The gastroenterology unit would have the most up-to-date equipment and facilities and increase the capacity of the hospital's current gastroenterology department to 2,000 beds from 750, Dr Zarouni said. Dr Yousuf Mohammed al Serkal, a specialist in gastroenterology at the hospital, said the new centre would treat colitis and Crohn's disease, and also carry out trials of novel therapies and research into the causes of inflammatory bowel disease, as well as into the management of coeliac disease, irritable bowel syndrome, nutritional support and intestinal failure, cancer, auto-immune liver disease and viral hepatitis.

"Great emphasis will be on multi-disciplinary care, with close co-operation between medical gastroenterology, the colorectal and upper gastrointestinal surgeons, gastrointestinal pathology and radiology," he said. The number of new staff needed would be revealed soon, Dr Serkal said, adding that it would include specialist nurses, gastroenterology dieticians and a gastroenterology pharmacist. The hospital had invited a consultancy firm to make an expansion study on the emergency unit and had sent the proposal to the Ministry of Health, said Dr Zarouni.

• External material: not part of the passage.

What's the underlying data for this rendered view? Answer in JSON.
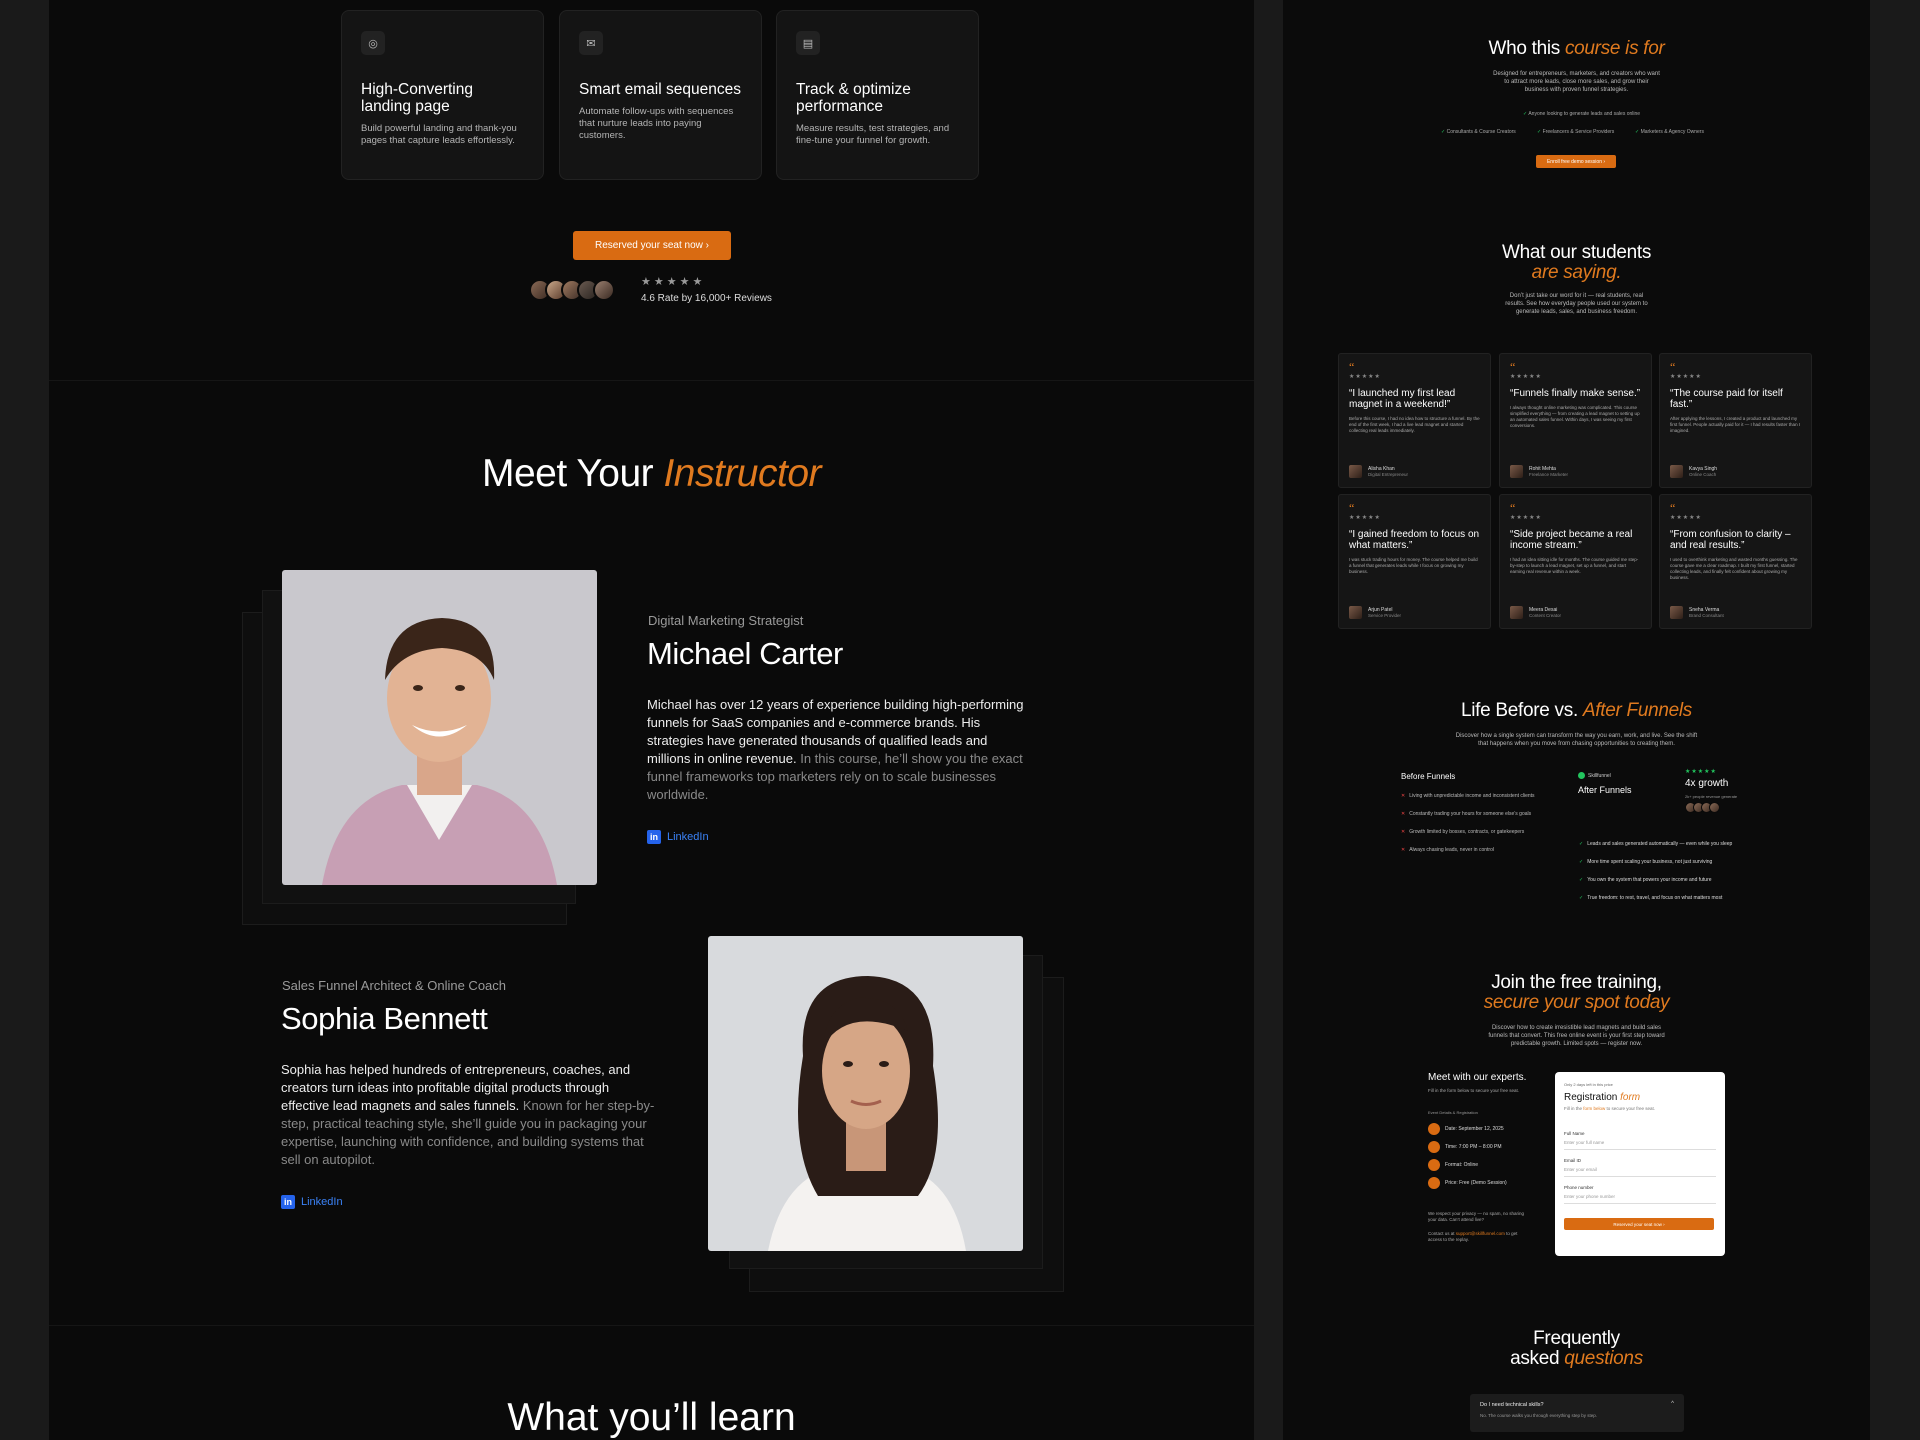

The unit has eight cubicles and three folding beds, but he said these were not enough to meet present needs. "In the new proposal, the emergency centre would have 20 cubicles and six folding beds," he said. "We have also made a better design to the future emergency department." @Email:ykakande@thenational.ae